*** Begin section ***

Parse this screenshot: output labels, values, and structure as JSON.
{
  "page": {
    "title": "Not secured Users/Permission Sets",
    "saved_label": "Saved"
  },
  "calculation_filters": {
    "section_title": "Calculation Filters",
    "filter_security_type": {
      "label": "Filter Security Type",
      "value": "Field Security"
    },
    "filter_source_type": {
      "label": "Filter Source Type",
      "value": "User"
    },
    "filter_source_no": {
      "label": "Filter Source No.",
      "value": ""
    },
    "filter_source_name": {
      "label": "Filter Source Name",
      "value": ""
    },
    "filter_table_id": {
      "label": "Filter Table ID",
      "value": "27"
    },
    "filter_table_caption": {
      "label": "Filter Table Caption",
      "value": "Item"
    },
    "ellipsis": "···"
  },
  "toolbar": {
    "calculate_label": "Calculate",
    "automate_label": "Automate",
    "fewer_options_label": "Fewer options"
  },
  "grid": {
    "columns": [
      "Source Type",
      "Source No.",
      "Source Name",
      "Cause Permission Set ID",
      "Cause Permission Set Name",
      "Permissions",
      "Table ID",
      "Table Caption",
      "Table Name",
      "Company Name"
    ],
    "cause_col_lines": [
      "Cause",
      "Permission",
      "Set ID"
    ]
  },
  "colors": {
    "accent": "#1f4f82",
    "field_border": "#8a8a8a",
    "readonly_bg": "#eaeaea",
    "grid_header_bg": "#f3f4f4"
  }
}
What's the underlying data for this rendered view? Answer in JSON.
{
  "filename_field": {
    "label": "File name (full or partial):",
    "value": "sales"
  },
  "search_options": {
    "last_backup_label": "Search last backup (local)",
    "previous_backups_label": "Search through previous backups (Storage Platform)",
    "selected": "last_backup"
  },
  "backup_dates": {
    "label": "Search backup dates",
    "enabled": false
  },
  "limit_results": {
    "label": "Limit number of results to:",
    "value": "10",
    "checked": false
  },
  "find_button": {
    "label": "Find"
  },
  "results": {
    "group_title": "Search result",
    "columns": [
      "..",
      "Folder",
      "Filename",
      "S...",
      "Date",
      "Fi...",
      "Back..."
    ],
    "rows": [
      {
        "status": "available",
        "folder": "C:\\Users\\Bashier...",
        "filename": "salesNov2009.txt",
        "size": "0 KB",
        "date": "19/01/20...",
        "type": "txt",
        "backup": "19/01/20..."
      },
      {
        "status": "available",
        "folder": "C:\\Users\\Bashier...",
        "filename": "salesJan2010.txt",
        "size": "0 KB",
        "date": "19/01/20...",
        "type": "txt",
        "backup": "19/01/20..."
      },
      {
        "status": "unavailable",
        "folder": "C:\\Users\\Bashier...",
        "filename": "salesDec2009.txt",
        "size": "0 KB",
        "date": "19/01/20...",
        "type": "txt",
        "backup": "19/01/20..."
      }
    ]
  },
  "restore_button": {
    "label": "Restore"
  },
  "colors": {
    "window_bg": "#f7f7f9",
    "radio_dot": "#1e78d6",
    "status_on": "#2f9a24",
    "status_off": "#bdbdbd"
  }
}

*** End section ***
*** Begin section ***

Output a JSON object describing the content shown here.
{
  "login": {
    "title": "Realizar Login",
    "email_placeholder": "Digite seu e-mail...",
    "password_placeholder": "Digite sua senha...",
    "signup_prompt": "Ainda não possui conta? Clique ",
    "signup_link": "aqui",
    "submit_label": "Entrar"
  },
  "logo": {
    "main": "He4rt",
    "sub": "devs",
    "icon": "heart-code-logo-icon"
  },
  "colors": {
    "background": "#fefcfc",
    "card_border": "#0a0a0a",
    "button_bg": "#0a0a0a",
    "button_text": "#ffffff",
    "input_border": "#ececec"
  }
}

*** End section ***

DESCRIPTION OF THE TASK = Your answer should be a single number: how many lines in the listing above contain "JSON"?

ANSWER SECTION = 3